Heatmap3D(mat, name = "mat", column_title = "This is a 3D heatmap")

Reset the global options by ht_opt(RESET = TRUE):

ht_opt(RESET = TRUE)

Next I demonstrate another example which is applied to the well-known measles vaccine dataset. First I show the “normal 2D heatmap”. Code for generating the heatmap can be found here.

To change it to 3D visualization, simply replace Heatmap() with Heatmap3D() and most of the original arguments for Heatmap() can still be put there. For simplicity, in the 3D heatmap, I removed the top annotation and the right annotation.

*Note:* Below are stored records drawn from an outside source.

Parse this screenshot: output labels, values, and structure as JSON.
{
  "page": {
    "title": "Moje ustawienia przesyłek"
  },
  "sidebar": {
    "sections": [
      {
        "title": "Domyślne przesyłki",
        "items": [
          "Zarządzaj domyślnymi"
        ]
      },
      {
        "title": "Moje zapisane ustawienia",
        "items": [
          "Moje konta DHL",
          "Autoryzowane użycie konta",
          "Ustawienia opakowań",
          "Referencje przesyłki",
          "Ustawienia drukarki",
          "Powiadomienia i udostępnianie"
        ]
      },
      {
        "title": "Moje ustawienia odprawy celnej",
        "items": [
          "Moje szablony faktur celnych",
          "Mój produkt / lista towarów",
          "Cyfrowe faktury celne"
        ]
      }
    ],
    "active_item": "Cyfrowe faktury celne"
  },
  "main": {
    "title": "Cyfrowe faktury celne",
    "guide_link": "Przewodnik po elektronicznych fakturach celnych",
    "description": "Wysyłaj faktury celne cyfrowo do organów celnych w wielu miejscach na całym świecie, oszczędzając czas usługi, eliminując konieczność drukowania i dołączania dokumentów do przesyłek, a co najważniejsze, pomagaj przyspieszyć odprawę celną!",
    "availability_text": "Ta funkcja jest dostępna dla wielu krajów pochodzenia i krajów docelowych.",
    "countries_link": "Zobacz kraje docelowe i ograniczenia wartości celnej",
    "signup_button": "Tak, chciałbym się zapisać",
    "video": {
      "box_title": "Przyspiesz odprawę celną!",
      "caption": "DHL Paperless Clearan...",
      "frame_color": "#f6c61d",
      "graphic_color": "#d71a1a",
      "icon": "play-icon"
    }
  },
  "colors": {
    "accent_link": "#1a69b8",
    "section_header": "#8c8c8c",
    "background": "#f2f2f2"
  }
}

mat = readRDS(system.file("extdata", "measles.rds", package = "ComplexHeatmap"))
year_text = as.numeric(colnames(mat))
year_text[year_text %% 10 != 0] = ""
ha_column = HeatmapAnnotation(
year = anno_text(year_text, rot = 0, location = unit(1, "npc"), just = "top")
)
col_fun = circlize::colorRamp2(c(0, 800, 1000, 127000), c("white", "cornflowerblue", "yellow", "red"))
ht_opt\$TITLE_PADDING = unit(c(15, 2), "mm")
Heatmap3D(mat, name = "cases", col = col_fun,
cluster_columns = FALSE, show_row_dend = FALSE,
show_column_names = FALSE,
row_names_side = "left", row_names_gp = gpar(fontsize = 8),
column_title = 'Measles cases in US states 1930-2001\nVaccine introduced 1961',
bottom_annotation = ha_column,
heatmap_legend_param = list(at = c(0, 5e4, 1e5, 1.5e5),
labels = c("0", "50k", "100k", "150k")),
# new arguments for Heatmap3D()
bar_rel_width = 1, bar_rel_height = 1, bar_max_length = unit(2, "cm")
)

By the way, it is also possible to turn the static 3D heatmap to an interactive Shiny application by package InteractiveComplexHeatmap. See the following figure:

Heatmap3D() can do a lot of things that are the same as Heatmap(), such as adding annotations, splitting the heatmap or concatenating more heatmaps by +/%v%. But since 3D visualization is in general not a good idea and it actually won’t give you more information than what you can get from 2D visualization, thus, if you want to use Heatmap3D(), you better keep it as simple as possible. Also, please apply it to small matrices, it will take long time to generate for large matrices.